For most University of Toronto students, their TCard is an everyday necessity. It is required identification for exams, as well access to campus resources such as libraries and athletics facilities. It also allows students to photocopy and print on campus, and purchase food or activate their meal plans at select campus locations.
Getting a TCard, however, might not be as easy as you think, as new documentation, besides proof of enrollment, is now required for the official U of T student photo identification card. Effective summer 2015, incoming U of T St. George students must now provide proof of citizenship, permanent residency, registration under the 1985 Indian Act, or immigration permission in order for the TCard Office to issue the identification.
Students whose citizenship information does not match their status in the university’s records will not be able to obtain a TCard.
“The university is always reviewing processes to see where improvements can be made. This one was identified in discussions with divisions; we felt that UTM and UTSC had a strong process in place and have adopted it for St. George,” said Richard Levin, the executive director, enrolment services and university registrar.
According to Levin, the new regulations were implemented due to provincial funding regulations that require the university to report on domestic and international enrolments. “Requiring documentation of status ensures that we are reporting accurately and complying with these regulations,” Levin said. “The process ensures that student records are accurate and that international students have government-required documentation.”
“Because I am having some issues providing identity proof documents it is possible that I won’t be able to obtain a TCard until December and in the meantime I don’t know what to do,” said Gloria Liu, a second-year student at U of T. Liu is therefore unable to obtain an official sch ool email and is unable to access university library resources online. She is hoping to resolve this issue before December so that she will be able to fully utilize the services that come along with having a TCard.
The new requirement may be especially problematic for U of T’s 11,000 international students, who come from over 150 different countries. Incoming first-year international student Violeta Lialios-Bouwman believes that extra documentation is unnecessary when a student has already been given a place at U of T.
“With the University of Toronto being an accepting and diverse school, I believe all people should have the right to learn and be part of this community. Having documentation should not be a factor in if a student is eligible to attend and be part of a school. As long as they pay their fees and play by the rules, university should be an option for any dedicated student,” Lialios-Bouwman said.
U of T is also home to a number of refugee students, many of whom may not possess the required documents for the new TCard process. “I can see this impacting refugee students if the student comes from a place that is no longer a state, or the recognized representative of a state.
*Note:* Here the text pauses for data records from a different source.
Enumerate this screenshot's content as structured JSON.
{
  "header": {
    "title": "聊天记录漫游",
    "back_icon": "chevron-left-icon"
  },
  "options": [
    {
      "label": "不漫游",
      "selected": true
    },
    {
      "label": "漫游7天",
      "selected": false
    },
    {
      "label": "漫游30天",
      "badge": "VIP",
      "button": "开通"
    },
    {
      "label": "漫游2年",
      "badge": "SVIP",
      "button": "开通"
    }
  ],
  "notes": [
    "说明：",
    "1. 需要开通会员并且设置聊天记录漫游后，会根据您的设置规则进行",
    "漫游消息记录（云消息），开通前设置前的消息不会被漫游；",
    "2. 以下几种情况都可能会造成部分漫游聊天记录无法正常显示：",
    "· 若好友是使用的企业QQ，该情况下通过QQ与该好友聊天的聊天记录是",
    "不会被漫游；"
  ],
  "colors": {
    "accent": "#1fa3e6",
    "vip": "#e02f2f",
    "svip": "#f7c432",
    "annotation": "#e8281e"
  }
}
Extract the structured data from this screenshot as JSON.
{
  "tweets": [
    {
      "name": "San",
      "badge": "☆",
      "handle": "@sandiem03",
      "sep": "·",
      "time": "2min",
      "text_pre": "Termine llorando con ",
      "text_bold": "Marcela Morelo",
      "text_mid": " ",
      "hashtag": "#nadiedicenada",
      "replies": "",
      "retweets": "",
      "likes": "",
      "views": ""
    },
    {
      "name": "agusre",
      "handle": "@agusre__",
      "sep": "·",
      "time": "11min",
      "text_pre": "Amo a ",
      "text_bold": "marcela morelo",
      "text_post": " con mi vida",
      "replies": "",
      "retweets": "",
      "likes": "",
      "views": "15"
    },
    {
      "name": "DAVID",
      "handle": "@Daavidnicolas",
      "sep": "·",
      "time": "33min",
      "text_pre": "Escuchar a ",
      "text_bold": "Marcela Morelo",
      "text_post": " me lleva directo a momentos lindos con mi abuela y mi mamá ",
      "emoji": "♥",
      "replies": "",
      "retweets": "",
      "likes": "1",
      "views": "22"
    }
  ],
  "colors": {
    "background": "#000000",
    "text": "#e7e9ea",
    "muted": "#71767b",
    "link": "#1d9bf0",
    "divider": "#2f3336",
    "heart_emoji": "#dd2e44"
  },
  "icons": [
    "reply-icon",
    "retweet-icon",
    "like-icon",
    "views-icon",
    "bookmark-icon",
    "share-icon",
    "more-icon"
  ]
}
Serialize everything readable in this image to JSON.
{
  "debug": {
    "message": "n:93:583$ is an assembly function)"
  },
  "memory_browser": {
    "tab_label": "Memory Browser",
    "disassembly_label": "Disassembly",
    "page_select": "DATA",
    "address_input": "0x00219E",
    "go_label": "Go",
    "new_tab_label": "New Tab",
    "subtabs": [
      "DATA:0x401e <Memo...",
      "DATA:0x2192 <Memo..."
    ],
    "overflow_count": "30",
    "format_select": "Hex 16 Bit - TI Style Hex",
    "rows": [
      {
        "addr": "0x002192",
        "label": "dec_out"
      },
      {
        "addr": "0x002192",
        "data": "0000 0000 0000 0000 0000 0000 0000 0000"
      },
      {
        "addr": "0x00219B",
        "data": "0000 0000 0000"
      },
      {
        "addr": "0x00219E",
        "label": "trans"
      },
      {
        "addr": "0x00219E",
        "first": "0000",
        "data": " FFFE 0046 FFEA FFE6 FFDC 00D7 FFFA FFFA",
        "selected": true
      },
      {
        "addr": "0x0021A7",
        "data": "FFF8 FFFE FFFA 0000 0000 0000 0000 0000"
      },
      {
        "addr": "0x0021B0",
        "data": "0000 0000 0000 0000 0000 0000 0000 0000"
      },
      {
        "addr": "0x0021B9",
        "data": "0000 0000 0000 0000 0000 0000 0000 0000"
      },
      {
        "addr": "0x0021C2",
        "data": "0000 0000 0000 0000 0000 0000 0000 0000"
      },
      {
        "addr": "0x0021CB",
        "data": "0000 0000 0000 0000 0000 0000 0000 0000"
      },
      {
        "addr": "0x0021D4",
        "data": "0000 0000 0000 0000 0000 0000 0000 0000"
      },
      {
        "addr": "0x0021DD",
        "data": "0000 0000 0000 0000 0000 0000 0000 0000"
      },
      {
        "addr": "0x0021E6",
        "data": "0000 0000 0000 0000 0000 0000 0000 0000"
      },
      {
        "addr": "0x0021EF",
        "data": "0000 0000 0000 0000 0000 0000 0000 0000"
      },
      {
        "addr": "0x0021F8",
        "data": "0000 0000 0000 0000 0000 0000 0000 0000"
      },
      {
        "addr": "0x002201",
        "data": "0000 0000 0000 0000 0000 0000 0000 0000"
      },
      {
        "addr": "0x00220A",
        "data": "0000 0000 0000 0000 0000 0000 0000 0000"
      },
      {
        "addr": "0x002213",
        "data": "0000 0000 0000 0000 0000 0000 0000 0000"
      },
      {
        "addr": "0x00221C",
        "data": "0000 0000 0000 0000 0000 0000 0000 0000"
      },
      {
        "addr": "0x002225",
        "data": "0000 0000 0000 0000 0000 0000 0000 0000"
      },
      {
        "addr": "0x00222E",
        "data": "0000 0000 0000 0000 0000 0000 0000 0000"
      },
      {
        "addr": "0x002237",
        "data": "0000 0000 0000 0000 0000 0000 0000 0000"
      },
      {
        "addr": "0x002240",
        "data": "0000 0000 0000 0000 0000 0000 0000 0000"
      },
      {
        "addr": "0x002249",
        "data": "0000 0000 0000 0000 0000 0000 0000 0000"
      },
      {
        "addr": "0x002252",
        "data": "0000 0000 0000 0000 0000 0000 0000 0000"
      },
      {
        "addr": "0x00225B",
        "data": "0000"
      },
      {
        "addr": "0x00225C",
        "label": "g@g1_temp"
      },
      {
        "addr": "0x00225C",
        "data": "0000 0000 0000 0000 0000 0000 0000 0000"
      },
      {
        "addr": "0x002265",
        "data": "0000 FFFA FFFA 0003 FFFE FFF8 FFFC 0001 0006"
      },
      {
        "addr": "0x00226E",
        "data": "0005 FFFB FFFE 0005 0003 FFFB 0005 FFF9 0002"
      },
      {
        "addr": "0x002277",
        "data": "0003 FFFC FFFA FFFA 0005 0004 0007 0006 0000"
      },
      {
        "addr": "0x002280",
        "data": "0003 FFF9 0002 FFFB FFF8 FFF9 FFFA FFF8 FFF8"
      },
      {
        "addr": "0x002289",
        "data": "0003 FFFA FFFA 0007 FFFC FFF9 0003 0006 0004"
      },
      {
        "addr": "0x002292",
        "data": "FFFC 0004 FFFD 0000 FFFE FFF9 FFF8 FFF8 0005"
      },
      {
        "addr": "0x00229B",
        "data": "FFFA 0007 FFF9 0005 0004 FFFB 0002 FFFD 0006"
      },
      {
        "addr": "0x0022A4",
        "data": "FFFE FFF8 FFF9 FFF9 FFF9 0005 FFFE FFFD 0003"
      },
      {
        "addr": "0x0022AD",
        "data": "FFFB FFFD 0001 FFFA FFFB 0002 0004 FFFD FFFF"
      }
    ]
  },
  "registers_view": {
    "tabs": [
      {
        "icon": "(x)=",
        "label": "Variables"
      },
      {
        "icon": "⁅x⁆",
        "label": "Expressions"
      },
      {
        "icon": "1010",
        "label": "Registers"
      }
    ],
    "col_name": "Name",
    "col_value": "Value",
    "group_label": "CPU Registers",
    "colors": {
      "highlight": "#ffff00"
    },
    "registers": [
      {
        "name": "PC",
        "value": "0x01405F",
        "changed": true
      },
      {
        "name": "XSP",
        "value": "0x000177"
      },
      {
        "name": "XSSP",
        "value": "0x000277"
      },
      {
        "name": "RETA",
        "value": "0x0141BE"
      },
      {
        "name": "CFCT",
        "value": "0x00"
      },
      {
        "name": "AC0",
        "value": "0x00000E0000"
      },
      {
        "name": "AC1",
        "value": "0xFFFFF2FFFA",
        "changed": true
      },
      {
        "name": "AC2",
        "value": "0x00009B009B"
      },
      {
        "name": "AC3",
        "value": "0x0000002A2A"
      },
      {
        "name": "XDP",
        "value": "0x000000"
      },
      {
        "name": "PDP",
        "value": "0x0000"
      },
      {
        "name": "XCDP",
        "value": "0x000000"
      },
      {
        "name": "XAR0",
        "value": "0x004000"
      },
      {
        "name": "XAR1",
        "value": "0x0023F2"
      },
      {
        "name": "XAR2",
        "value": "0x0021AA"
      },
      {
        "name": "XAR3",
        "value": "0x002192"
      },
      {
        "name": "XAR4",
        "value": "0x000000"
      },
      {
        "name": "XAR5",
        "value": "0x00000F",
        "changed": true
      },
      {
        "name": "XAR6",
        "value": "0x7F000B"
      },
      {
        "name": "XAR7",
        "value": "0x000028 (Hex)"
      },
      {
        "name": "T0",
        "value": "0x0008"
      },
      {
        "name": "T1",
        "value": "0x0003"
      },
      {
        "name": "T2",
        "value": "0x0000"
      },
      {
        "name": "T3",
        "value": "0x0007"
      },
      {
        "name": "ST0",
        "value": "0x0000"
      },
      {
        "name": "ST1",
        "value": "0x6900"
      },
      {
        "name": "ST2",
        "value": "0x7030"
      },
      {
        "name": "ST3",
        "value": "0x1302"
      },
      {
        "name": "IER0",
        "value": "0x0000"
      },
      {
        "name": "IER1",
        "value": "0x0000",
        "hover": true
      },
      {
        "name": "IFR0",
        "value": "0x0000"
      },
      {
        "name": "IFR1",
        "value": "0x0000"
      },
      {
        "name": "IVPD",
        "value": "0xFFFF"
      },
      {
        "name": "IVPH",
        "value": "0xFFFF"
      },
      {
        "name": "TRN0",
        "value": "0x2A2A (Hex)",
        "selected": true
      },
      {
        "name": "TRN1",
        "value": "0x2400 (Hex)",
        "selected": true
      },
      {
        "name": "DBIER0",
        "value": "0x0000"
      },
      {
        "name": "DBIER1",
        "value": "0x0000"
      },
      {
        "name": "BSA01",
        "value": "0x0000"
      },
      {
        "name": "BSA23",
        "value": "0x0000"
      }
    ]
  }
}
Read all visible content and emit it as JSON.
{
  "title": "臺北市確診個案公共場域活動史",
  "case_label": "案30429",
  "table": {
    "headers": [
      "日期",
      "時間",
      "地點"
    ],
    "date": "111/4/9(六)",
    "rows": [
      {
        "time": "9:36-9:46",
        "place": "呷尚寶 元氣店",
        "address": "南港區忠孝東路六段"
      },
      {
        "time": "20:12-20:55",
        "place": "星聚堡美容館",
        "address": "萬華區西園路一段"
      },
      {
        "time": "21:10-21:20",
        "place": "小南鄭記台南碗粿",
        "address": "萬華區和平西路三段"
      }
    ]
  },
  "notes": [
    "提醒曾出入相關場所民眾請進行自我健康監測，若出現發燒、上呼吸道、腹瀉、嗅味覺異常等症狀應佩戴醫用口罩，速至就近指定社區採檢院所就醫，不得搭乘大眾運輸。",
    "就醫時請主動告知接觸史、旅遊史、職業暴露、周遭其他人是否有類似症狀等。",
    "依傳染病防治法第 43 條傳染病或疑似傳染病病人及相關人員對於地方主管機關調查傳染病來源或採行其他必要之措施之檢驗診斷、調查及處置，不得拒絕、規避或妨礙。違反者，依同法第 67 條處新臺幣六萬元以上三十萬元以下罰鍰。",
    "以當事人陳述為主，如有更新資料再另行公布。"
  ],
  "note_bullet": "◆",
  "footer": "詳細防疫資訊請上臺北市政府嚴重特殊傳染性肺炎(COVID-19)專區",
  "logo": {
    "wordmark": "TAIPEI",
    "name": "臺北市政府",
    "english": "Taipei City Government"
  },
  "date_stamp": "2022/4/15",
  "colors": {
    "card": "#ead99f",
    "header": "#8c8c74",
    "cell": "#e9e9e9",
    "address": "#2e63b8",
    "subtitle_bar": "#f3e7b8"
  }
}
Requiring them to figure out what they can use in place of a passport, and whether or not they count as International or Permanent Residents is absolutely pointless,” said second-year political science and biodiversity, and conservation biology student Lucian Wang. “I think having photo ID should be enough to get your TCard.”